All in all, there’s very little, if anything, to complain about when it comes to Uncanny X-Force. I feel like everything is pitch perfect here between the art and the writing, and if there is one series from this year that should not be missed, especially from Marvel, then Uncanny X-Force would be it. It’s a great title not only for new readers, but established fans of the X-Men should find it to be one of the greatest X-books ever.
For me, it’s up there alongside Morrison’s New X-Men, Whedon’s Astonishing X-Men, The Dark Phoenix Saga, Days of Future Past, and God Loves Man Kills.
GO Rating: 4.5/5

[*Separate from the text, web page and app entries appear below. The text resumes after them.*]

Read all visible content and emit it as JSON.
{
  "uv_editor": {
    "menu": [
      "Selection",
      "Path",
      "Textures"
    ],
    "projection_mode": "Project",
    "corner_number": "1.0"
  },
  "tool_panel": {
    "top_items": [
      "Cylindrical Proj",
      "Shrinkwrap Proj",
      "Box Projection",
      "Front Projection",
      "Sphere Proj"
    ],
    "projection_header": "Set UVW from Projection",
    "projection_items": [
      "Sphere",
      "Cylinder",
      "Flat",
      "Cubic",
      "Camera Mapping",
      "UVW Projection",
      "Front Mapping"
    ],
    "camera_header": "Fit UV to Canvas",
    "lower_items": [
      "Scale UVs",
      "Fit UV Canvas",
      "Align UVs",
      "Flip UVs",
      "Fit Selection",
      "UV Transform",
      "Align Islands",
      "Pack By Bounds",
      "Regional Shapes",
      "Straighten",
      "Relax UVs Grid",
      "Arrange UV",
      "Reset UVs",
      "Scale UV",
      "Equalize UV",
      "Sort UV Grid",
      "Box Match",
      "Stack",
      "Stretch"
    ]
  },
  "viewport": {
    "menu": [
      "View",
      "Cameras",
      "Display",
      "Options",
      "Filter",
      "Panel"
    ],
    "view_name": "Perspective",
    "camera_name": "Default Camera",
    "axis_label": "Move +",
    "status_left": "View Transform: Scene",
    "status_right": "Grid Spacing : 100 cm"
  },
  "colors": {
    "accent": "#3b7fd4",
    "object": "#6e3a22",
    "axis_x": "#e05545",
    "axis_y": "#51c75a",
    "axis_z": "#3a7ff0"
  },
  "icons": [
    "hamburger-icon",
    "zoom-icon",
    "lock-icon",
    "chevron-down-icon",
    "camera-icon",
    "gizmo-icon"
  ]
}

Uncanny X-Force has been collected, so far, across three volumes with a fourth coming soon. (HC means Hardcover, TPB means trade paperback)
- Uncanny X-Force: The Apocalypse Solution - HC $19.99, TPB $15.99
- Uncanny X-Force: Dethlok Nation - HC $19.99
- Uncanny X-Force: The Dark Angel Saga Book 1 - HC $24.99
- Uncanny X-Force: The Dark Angel Saga Book 2 (March 2012) - HC $19.99
As always, these are available for discounted prices on Amazon, which is where I tend to buy my collections. Seeing as to how Marvel typically does things, the run may in the future be collected into larger volumes, or into an omnibus collection this entire run (I hope for the latter).
For those who go out and but the first three volumes and get too impatient to wait until March for the fourth, volume four collects issues #14-18, which you may still be able to find at your local comic shop, so go ahead and grab those while you can.
Issue #19 will feature an aftermath of sorts to the Dark Angel Saga, and then the series will go into a new story arc with issue #20 entitled “The Trial of Fantomex”. Also of note, there will be an issue #19.1 which will act as a jumping on point to the new upcoming “Age of Apocalypse” ongoing series (written by David Lapham with pencils by Roberto De La Torre).
[All images via comicartcommunity]